“She accepted that,” Madonna now said. “I did, too.”
The girls’ grandfather, Madonna’s father, liked to play Santa, and one Christmas the family had gone with him to visit a nursing home. The sight of so many people in the last stages of life had given the others pause, but 5 year-old Sarah scampered cheerfully among those who so clearly needed cheering, passing out cookies and transforming the room into what the mother remembered as a place “full of light.” Sarah left saying that the Tooth Fairy should make sure to bring her teeth there.
“They really need them,” the mother reported the girl saying.
The mourners laughed, Sarah proving able to bring light even here, even now.
“This was Sarah,” the mother said. “Loved and lovable and full of love.”
Madonna was still steady, strong in her tenderness as she spoke of the other twin.
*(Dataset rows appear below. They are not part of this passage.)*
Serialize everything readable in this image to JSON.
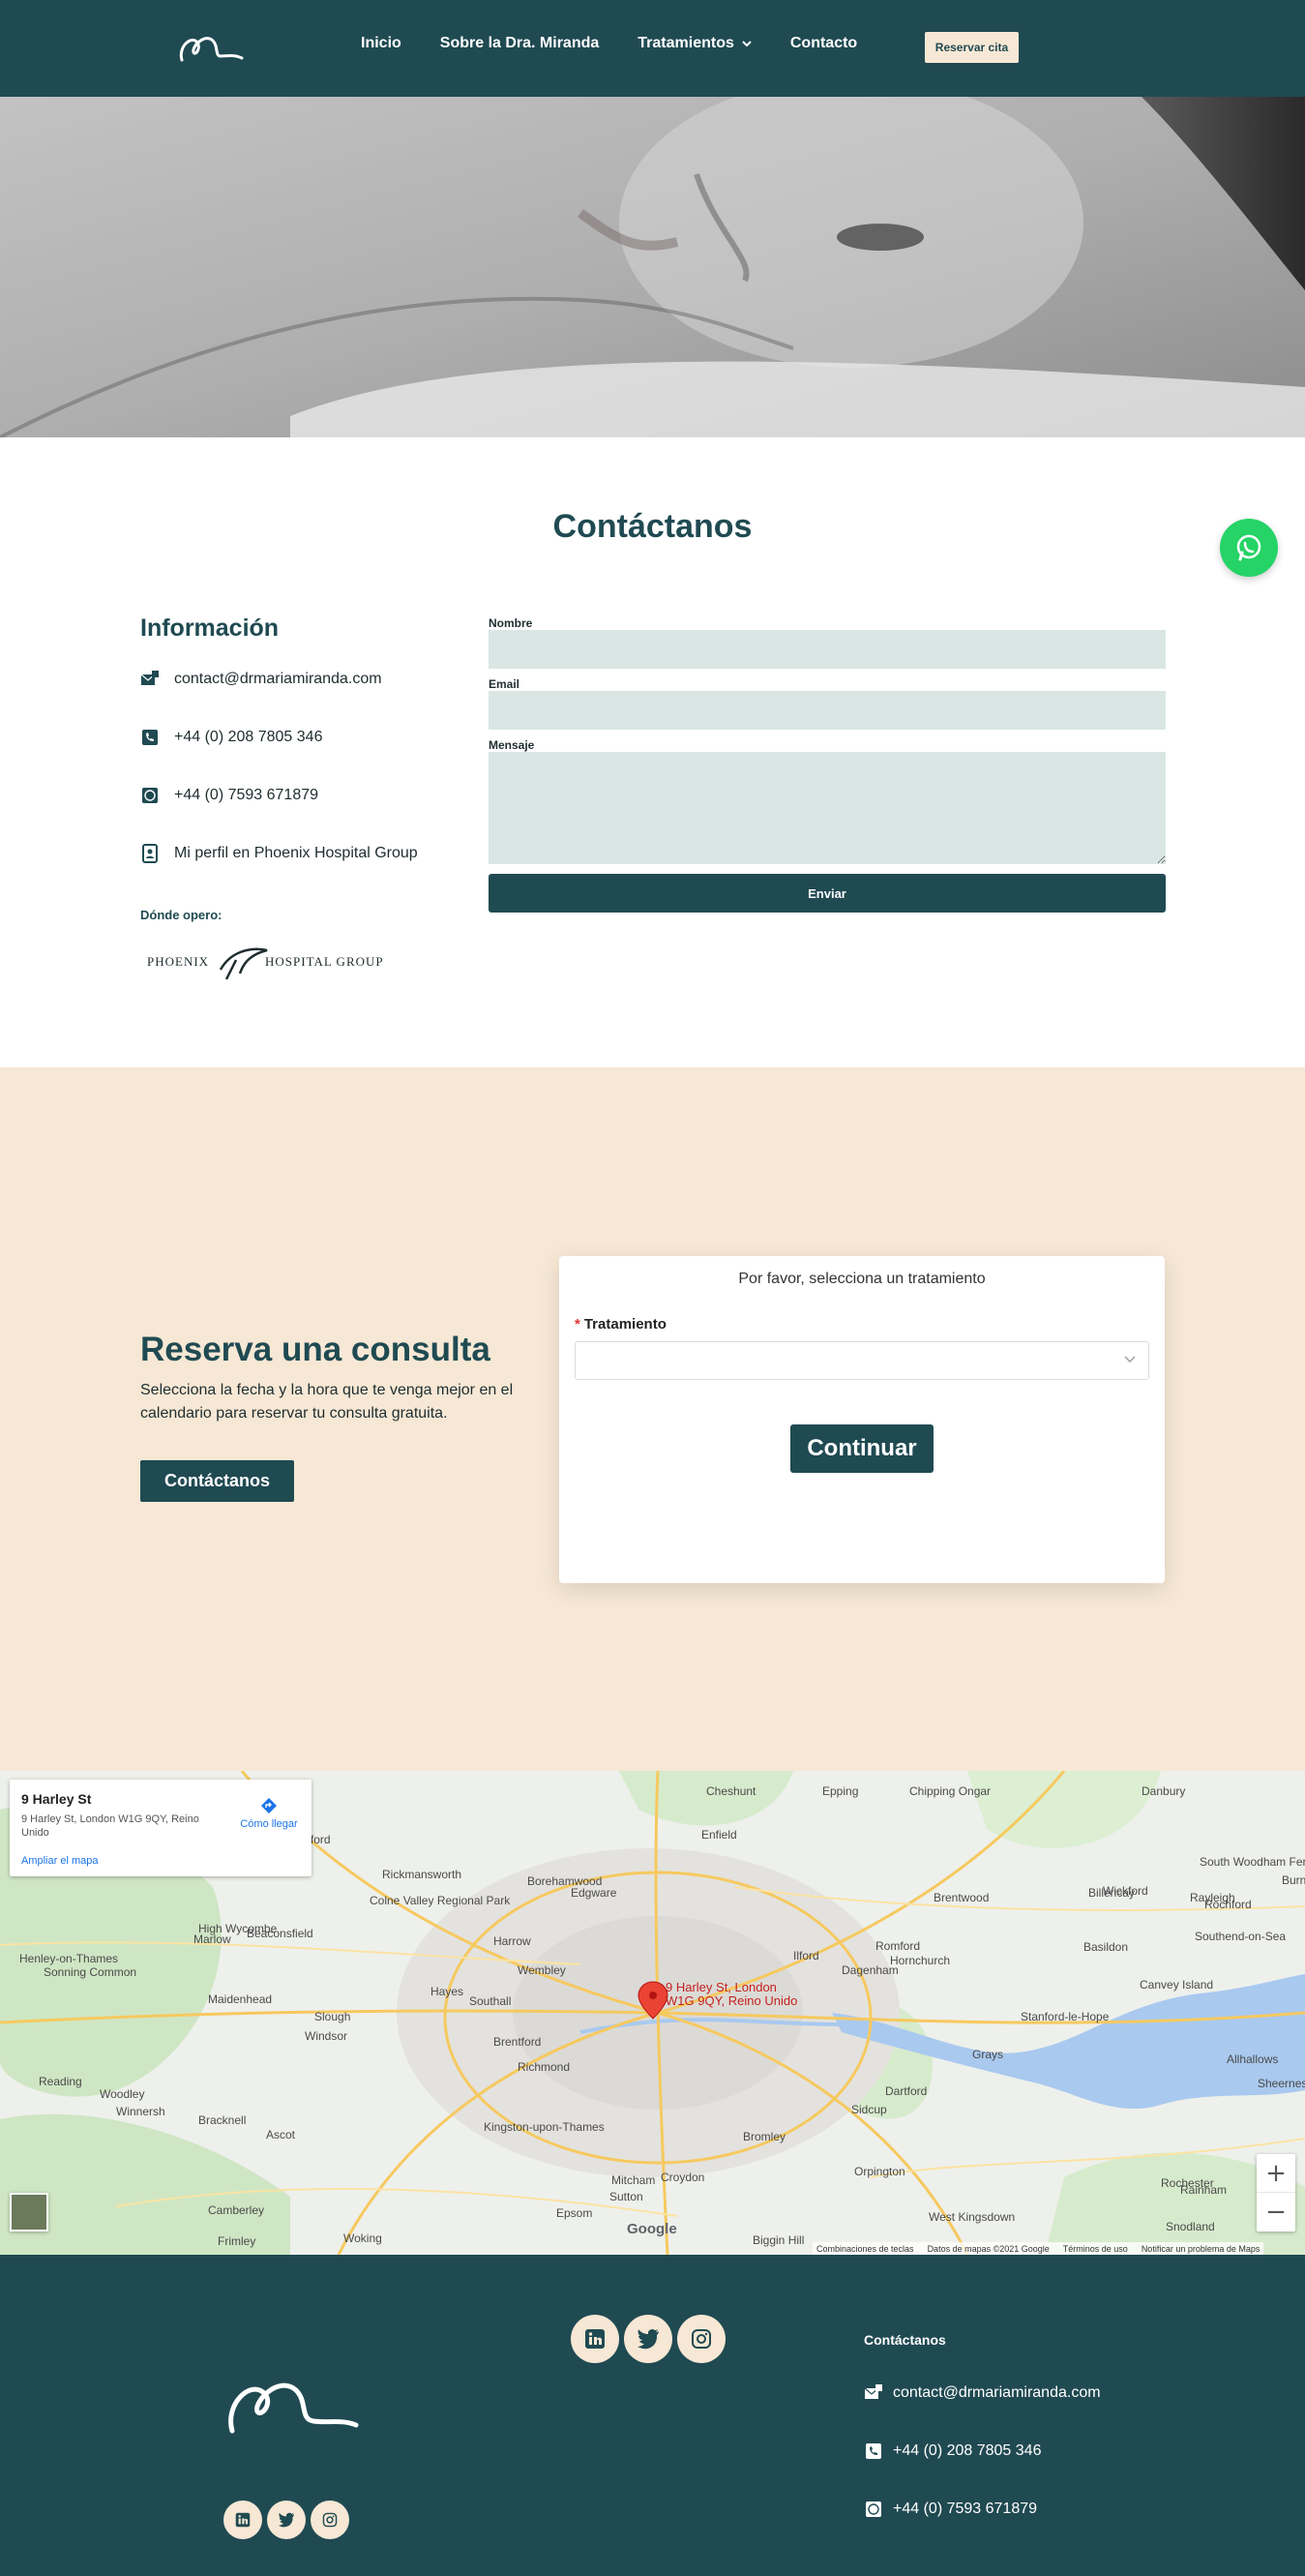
{
  "nav": {
    "items": [
      {
        "label": "Inicio"
      },
      {
        "label": "Sobre la Dra. Miranda"
      },
      {
        "label": "Tratamientos"
      },
      {
        "label": "Contacto"
      }
    ],
    "reserve_label": "Reservar cita",
    "logo_icon": "signature-logo-icon"
  },
  "contact": {
    "title": "Contáctanos",
    "info_title": "Información",
    "email": "contact@drmariamiranda.com",
    "phone": "+44 (0) 208 7805 346",
    "whatsapp": "+44 (0) 7593 671879",
    "profile": "Mi perfil en Phoenix Hospital Group",
    "where_label": "Dónde opero:",
    "partner_logo_left": "PHOENIX",
    "partner_logo_right": "HOSPITAL GROUP",
    "form": {
      "name_label": "Nombre",
      "email_label": "Email",
      "message_label": "Mensaje",
      "submit_label": "Enviar"
    }
  },
  "booking": {
    "title": "Reserva una consulta",
    "description": "Selecciona la fecha y la hora que te venga mejor en el calendario para reservar tu consulta gratuita.",
    "button_label": "Contáctanos",
    "widget": {
      "prompt": "Por favor, selecciona un tratamiento",
      "required_mark": "*",
      "treatment_label": "Tratamiento",
      "selected_value": "",
      "continue_label": "Continuar"
    }
  },
  "map": {
    "place_name": "9 Harley St",
    "place_address": "9 Harley St, London W1G 9QY, Reino Unido",
    "directions_label": "Cómo llegar",
    "enlarge_label": "Ampliar el mapa",
    "pin_label_line1": "9 Harley St, London",
    "pin_label_line2": "W1G 9QY, Reino Unido",
    "zoom_in": "+",
    "zoom_out": "−",
    "google": "Google",
    "attribution": [
      "Combinaciones de teclas",
      "Datos de mapas ©2021 Google",
      "Términos de uso",
      "Notificar un problema de Maps"
    ],
    "places": [
      "Watford",
      "Enfield",
      "Cheshunt",
      "Epping",
      "Chipping Ongar",
      "Danbury",
      "Brentwood",
      "Billericay",
      "Wickford",
      "Rayleigh",
      "Rochford",
      "Southend-on-Sea",
      "Basildon",
      "Canvey Island",
      "Romford",
      "Hornchurch",
      "Dagenham",
      "Ilford",
      "Edgware",
      "Harrow",
      "Wembley",
      "Hayes",
      "Southall",
      "Slough",
      "Maidenhead",
      "Windsor",
      "Reading",
      "Bracknell",
      "Ascot",
      "Woking",
      "Camberley",
      "Epsom",
      "Sutton",
      "Croydon",
      "Mitcham",
      "Bromley",
      "Sidcup",
      "Dartford",
      "Grays",
      "Orpington",
      "Kingston-upon-Thames",
      "Richmond",
      "Brentford",
      "High Wycombe",
      "Marlow",
      "Beaconsfield",
      "Rickmansworth",
      "Borehamwood",
      "Colne Valley Regional Park",
      "Henley-on-Thames",
      "Sonning Common",
      "Woodley",
      "Winnersh",
      "Stanford-le-Hope",
      "Rochester",
      "Rainham",
      "West Kingsdown",
      "Snodland",
      "Biggin Hill",
      "Frimley",
      "Allhallows",
      "Sheerness",
      "South Woodham Ferrers",
      "Burnham"
    ]
  },
  "footer": {
    "contact_title": "Contáctanos",
    "email": "contact@drmariamiranda.com",
    "phone": "+44 (0) 208 7805 346",
    "whatsapp": "+44 (0) 7593 671879",
    "social": [
      "linkedin-icon",
      "twitter-icon",
      "instagram-icon"
    ]
  },
  "colors": {
    "brand_dark": "#204a52",
    "cream": "#f7e8d5",
    "field_bg": "#d9e6e4",
    "whatsapp": "#25d366"
  }
}
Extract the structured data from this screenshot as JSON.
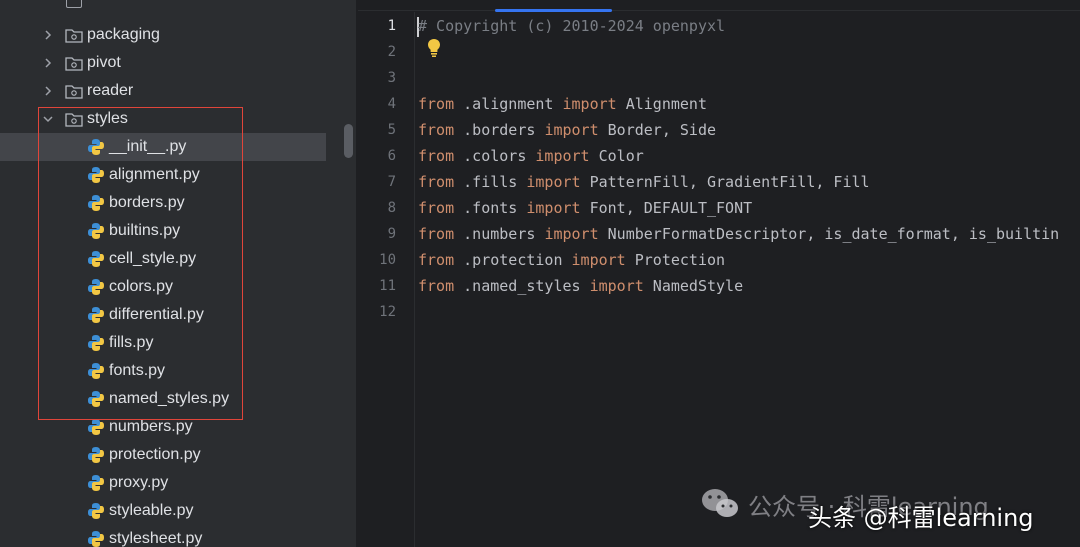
{
  "project_tree": {
    "folders": [
      {
        "name": "packaging",
        "expanded": false
      },
      {
        "name": "pivot",
        "expanded": false
      },
      {
        "name": "reader",
        "expanded": false
      },
      {
        "name": "styles",
        "expanded": true
      }
    ],
    "files": [
      {
        "name": "__init__.py",
        "selected": true
      },
      {
        "name": "alignment.py"
      },
      {
        "name": "borders.py"
      },
      {
        "name": "builtins.py"
      },
      {
        "name": "cell_style.py"
      },
      {
        "name": "colors.py"
      },
      {
        "name": "differential.py"
      },
      {
        "name": "fills.py"
      },
      {
        "name": "fonts.py"
      },
      {
        "name": "named_styles.py"
      },
      {
        "name": "numbers.py"
      },
      {
        "name": "protection.py"
      },
      {
        "name": "proxy.py"
      },
      {
        "name": "styleable.py"
      },
      {
        "name": "stylesheet.py"
      }
    ],
    "highlight_color": "#e0453a"
  },
  "editor": {
    "current_line": 1,
    "line_numbers": [
      "1",
      "2",
      "3",
      "4",
      "5",
      "6",
      "7",
      "8",
      "9",
      "10",
      "11",
      "12"
    ],
    "lines": [
      {
        "comment": "# Copyright (c) 2010-2024 openpyxl"
      },
      {},
      {},
      {
        "kw1": "from",
        "mod": " .alignment ",
        "kw2": "import",
        "names": " Alignment"
      },
      {
        "kw1": "from",
        "mod": " .borders ",
        "kw2": "import",
        "names": " Border, Side"
      },
      {
        "kw1": "from",
        "mod": " .colors ",
        "kw2": "import",
        "names": " Color"
      },
      {
        "kw1": "from",
        "mod": " .fills ",
        "kw2": "import",
        "names": " PatternFill, GradientFill, Fill"
      },
      {
        "kw1": "from",
        "mod": " .fonts ",
        "kw2": "import",
        "names": " Font, DEFAULT_FONT"
      },
      {
        "kw1": "from",
        "mod": " .numbers ",
        "kw2": "import",
        "names": " NumberFormatDescriptor, is_date_format, is_builtin"
      },
      {
        "kw1": "from",
        "mod": " .protection ",
        "kw2": "import",
        "names": " Protection"
      },
      {
        "kw1": "from",
        "mod": " .named_styles ",
        "kw2": "import",
        "names": " NamedStyle"
      },
      {}
    ],
    "colors": {
      "keyword": "#cf8e6d",
      "comment": "#7a7e85",
      "text": "#bcbec4",
      "tab_accent": "#3574f0"
    }
  },
  "watermark": {
    "faint_text": "公众号 · 科雷learning",
    "main_text": "头条 @科雷learning",
    "icon": "wechat-icon"
  }
}
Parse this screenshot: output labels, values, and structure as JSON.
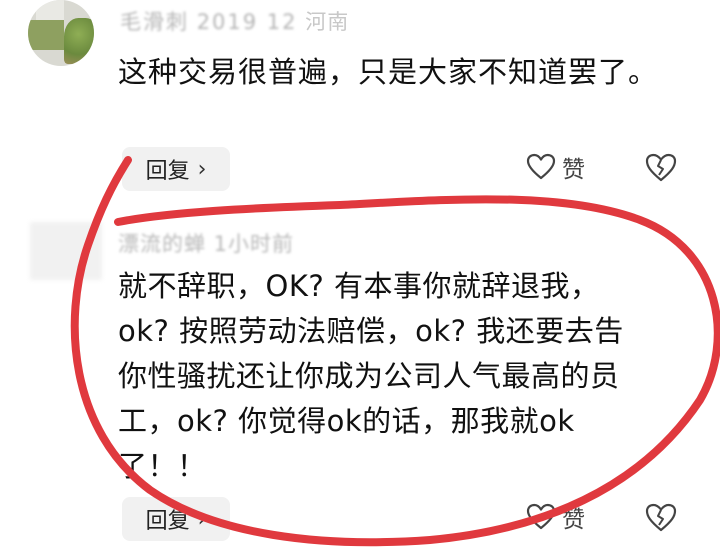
{
  "comment1": {
    "meta_visible": "毛滑刺",
    "meta_blurred": "2019 12",
    "location": "河南",
    "text": "这种交易很普遍，只是大家不知道罢了。",
    "reply_label": "回复",
    "like_label": "赞"
  },
  "comment2": {
    "meta": "漂流的蝉 1小时前",
    "lines": [
      "就不辞职，OK? 有本事你就辞退我，",
      "ok? 按照劳动法赔偿，ok? 我还要去告",
      "你性骚扰还让你成为公司人气最高的员",
      "工，ok? 你觉得ok的话，那我就ok",
      "了！！"
    ],
    "reply_label": "回复",
    "like_label": "赞"
  },
  "annotation": {
    "color": "#e0393e"
  }
}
Grace loved math and learning. She had asked for a microscope and a telescope for Christmas.
“I think she wanted to see the seen and the unseen,” the mother said. “She was a fisherman and an adventurer and an inventor. There was nothing Grace could not make with a Band-Aid.”
She had seemed to want to know everything, including whether she would die before her mother. Madonna had told her that would never happen.
“It happened,” the mother now said.
Madonna asked the question everybody was asking and nobody could answer.
She said she used to tell herself that she could never survive losing her babies.
“But here I am.”
She was only certain that there was no greater power than love, and by that power her girls live on. She at one point placed her hand over her heart.
“My girls are in my heart. They’re right here and that’s where they live now.
Her daughters had died before they could have children of their own, before they even had a body of work to leave behind. What they did leave was love.
“This love I’m realizing to be my children’s legacy,” she said.
She asked everyone to share in that love and put it into action, bringing light to others as her children had.
“Keep our little girls in your heart with acts of pure kindness,” she said.
She thanked everyone for coming and she ended with a sound that rang with too much resilience to be a moan and was too profound to be a sigh. It was the sound of someone completing what would have been impossible, were it not for the very love she invoked.
The girls’ father had some written memories of his daughters that the minister relayed. Madonna’s best friend, Jenni Muldaur, gave a remarkable rendition of Amazing Grace. Teddy Thompson sang This Little Light of Mine and Rufus Wainwright sang Over the Rainbow.
At the end, the minister said an individual prayer for each of the girls. The three groups of pallbearers then carried the three coffins out together to where three hearses were parked across the width of Fifth Avenue. The firefighters stood at attention as a woman who had proven herself as courageous as any of them stood with her former husband at the curb.
Behind Madonna, her boyfriend, Michael Borcina, stood with Matthew’s girlfriend. Borcina had been with Madonna on the night of the fire and is said to have swept a Yule log’s embers from the fireplace into a bag after the girls expressed worry that Santa would soon be coming down the chimney. Borcina is said to have placed the bag outside the house, but close enough to result in a fire that killed five. Investigators have said that the house was under renovation and a new smoke detector system had not been activated.
If there is any acrimony among the parties, it was not in evidence as Madonna was joined by her boyfriend in one waiting limo, while Matthew was joined by his girlfriend in another.
They rode off behind the three hearses to a cemetery in The Bronx.
Madonna left behind a mission of love for the mourners as they scattered into the city where she once wandered with a diaper in her pocket and her breasts full of milk.
One act of pure kindness they all could perform would be to make sure they have working smoke detectors.